Ten trees up to 8.5m high are being created in conjunction with ASH’s technical partner, TGA Engineering to be a feature of the precinct’s stunning light-filled foyer in Traralgon.
Federal Member for Gippsland Darren Chester said this was an important way to honour Gippsland’s timber industry and the skill of its workforce.
“The Latrobe Creative Precinct will be an incredible facility for locals to enjoy and these high-tech timber trees will create a truly memorable public space,” Mr Chester said.
“The team at ASH have spent months creating and perfecting the prototypes. Now, their hard work is nearing an end with the final pieces in production.
“Once complete, these trees will be carefully transported to the building site in Traralgon for installation.”

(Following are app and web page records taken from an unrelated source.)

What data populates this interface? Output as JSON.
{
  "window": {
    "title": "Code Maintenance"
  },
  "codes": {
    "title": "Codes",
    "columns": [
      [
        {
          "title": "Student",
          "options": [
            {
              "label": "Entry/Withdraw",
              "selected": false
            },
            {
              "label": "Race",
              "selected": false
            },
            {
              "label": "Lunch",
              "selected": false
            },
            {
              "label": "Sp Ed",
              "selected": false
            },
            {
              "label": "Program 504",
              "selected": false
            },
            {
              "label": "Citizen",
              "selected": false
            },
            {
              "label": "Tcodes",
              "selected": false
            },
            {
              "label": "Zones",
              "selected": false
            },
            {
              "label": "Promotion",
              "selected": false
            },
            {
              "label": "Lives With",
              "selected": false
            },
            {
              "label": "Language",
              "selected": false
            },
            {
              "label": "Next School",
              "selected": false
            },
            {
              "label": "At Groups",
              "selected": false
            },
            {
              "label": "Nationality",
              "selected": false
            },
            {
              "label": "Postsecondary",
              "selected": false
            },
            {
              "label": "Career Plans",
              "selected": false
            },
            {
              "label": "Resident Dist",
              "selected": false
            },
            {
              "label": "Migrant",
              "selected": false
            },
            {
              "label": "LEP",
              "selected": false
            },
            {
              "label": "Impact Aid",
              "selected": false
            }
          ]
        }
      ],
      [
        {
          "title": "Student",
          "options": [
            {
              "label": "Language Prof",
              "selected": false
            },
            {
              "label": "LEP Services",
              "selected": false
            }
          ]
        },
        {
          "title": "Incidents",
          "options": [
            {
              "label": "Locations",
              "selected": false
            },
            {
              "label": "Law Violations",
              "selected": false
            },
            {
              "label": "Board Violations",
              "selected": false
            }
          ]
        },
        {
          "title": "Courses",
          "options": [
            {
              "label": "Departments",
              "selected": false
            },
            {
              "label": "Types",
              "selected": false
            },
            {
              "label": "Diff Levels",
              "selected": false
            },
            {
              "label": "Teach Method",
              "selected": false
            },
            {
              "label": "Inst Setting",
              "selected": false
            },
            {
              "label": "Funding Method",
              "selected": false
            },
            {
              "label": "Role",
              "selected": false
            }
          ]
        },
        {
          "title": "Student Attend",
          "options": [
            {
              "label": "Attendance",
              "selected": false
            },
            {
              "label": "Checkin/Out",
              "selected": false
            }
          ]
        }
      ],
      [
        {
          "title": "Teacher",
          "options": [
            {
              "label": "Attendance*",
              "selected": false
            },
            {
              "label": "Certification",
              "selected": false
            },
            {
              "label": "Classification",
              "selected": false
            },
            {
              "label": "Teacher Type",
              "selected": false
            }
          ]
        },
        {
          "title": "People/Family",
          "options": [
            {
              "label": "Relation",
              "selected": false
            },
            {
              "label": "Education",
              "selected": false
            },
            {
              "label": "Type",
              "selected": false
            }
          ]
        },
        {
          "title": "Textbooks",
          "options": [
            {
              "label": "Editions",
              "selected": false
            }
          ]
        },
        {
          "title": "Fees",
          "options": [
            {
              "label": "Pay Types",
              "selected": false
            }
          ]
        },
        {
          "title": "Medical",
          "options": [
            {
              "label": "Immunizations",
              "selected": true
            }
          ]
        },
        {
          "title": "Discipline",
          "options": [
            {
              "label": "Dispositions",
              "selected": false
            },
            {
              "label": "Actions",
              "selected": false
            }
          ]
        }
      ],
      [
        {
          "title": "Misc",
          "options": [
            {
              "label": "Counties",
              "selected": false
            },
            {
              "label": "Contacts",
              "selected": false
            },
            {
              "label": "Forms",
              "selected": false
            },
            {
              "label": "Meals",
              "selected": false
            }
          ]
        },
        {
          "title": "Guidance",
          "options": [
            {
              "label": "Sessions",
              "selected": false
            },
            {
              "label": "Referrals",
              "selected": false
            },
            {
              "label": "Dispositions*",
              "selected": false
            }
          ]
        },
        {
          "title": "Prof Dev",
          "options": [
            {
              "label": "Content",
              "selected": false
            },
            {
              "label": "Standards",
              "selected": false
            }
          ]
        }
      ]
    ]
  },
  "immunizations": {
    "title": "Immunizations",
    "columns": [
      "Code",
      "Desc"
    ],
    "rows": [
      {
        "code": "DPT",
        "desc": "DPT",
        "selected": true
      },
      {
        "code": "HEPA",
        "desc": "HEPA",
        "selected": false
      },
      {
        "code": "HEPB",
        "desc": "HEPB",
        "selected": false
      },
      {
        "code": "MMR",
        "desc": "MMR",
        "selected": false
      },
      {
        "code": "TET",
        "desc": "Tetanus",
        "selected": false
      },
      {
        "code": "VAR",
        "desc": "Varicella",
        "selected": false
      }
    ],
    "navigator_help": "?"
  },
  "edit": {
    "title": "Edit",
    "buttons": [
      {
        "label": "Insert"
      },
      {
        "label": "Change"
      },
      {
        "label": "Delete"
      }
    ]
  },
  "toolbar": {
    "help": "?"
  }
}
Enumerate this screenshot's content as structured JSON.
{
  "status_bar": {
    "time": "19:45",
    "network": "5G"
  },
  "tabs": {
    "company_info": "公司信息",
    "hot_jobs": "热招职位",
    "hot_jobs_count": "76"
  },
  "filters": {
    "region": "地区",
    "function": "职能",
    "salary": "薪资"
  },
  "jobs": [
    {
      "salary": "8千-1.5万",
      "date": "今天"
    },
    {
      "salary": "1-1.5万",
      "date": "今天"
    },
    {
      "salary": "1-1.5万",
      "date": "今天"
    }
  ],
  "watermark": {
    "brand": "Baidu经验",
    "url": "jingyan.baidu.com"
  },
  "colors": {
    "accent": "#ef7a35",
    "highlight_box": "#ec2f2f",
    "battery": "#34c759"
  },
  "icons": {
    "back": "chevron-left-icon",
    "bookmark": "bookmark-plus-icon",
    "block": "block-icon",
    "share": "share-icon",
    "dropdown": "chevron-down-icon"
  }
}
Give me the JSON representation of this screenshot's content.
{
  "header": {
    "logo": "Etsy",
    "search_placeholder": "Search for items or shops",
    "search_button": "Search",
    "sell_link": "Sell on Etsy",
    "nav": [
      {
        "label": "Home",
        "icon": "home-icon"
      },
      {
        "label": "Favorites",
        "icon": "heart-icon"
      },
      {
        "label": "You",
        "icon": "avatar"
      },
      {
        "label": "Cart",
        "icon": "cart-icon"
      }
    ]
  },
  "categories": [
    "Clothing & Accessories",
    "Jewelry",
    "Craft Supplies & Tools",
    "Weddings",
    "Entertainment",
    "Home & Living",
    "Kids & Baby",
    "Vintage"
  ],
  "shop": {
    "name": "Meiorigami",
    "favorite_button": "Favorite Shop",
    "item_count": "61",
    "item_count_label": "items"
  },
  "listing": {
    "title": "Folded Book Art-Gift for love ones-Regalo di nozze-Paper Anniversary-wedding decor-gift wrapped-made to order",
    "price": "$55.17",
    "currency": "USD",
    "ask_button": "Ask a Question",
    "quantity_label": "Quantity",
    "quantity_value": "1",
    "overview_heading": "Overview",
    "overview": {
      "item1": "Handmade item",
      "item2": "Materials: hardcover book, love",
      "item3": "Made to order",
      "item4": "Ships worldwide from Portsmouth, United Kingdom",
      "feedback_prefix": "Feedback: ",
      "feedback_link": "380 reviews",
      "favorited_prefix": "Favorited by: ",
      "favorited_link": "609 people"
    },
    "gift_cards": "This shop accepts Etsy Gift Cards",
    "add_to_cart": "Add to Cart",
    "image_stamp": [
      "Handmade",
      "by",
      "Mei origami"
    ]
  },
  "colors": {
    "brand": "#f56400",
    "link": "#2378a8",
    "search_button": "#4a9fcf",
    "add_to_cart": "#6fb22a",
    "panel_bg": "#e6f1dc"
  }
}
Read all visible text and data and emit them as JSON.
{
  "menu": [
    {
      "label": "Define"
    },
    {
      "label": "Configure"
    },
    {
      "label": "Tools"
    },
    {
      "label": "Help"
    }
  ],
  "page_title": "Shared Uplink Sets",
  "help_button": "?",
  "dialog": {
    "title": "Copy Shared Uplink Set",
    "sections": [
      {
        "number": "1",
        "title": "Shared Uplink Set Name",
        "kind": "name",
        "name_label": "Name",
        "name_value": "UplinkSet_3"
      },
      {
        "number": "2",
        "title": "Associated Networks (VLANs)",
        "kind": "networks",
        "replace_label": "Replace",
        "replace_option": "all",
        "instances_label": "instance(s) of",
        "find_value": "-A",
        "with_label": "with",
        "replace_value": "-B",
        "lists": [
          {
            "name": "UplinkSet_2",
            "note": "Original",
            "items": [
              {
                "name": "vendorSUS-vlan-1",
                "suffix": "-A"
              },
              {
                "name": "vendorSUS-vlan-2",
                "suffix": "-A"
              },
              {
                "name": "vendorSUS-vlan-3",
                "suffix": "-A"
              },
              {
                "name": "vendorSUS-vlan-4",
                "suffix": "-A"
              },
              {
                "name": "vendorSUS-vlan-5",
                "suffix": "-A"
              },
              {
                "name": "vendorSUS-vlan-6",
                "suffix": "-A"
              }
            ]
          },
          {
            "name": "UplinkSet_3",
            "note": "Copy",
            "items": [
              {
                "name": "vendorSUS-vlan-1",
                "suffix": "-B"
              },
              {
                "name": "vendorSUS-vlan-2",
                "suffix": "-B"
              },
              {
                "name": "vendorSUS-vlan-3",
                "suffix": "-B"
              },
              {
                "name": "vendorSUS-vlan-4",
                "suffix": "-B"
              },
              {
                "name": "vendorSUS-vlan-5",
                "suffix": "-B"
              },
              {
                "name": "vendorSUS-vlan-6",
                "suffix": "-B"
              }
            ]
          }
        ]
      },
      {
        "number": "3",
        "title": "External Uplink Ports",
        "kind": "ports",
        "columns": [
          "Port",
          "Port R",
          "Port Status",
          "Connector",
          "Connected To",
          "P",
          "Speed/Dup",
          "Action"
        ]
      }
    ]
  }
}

ASH Managing Director Vince Hurley said the trees were created using a specialised machine called the Hundegger.
“The Hundegger uses a digital 3D model of the project and translates the actions required to the machine, which automatically selects the correct tools to complete the work,” Mr Hurley said.
“Each tree takes roughly 16 hours to create and is then sanded, polished, joined together and capped with timber plugs.
“We’ve selected Victorian Ash. It’s a sustainable regrowth hardwood that’s been sourced through our mill.
“All of the work for this project has been undertaken locally in Heyfield and it’s quite special to know that our work will be installed at a new landmark building not too far away.”
Timber is a feature throughout the Latrobe Creative Precinct, which includes a 750-seat theatre, multi-purpose studio, meeting rooms, a café and two outdoor event spaces.
The architects of the $38.5 million development, Jackson Architecture and Katsieris Origami, designed finished spaces that celebrated the history and future of the timber industry.
Mr Chester said the involvement of the local timber industry in the creative precinct project was an important public show of support.
“I personally approached the construction team and urged them to source local timber,” Mr Chester said.
“I can’t think of a better way to showcase the exceptional quality of the finished products and the ingenuity of hard working Gippslanders.
“A project of the size of the creative precinct provides valuable stimulus for the local construction sector and supports local jobs, including businesses like ASH.”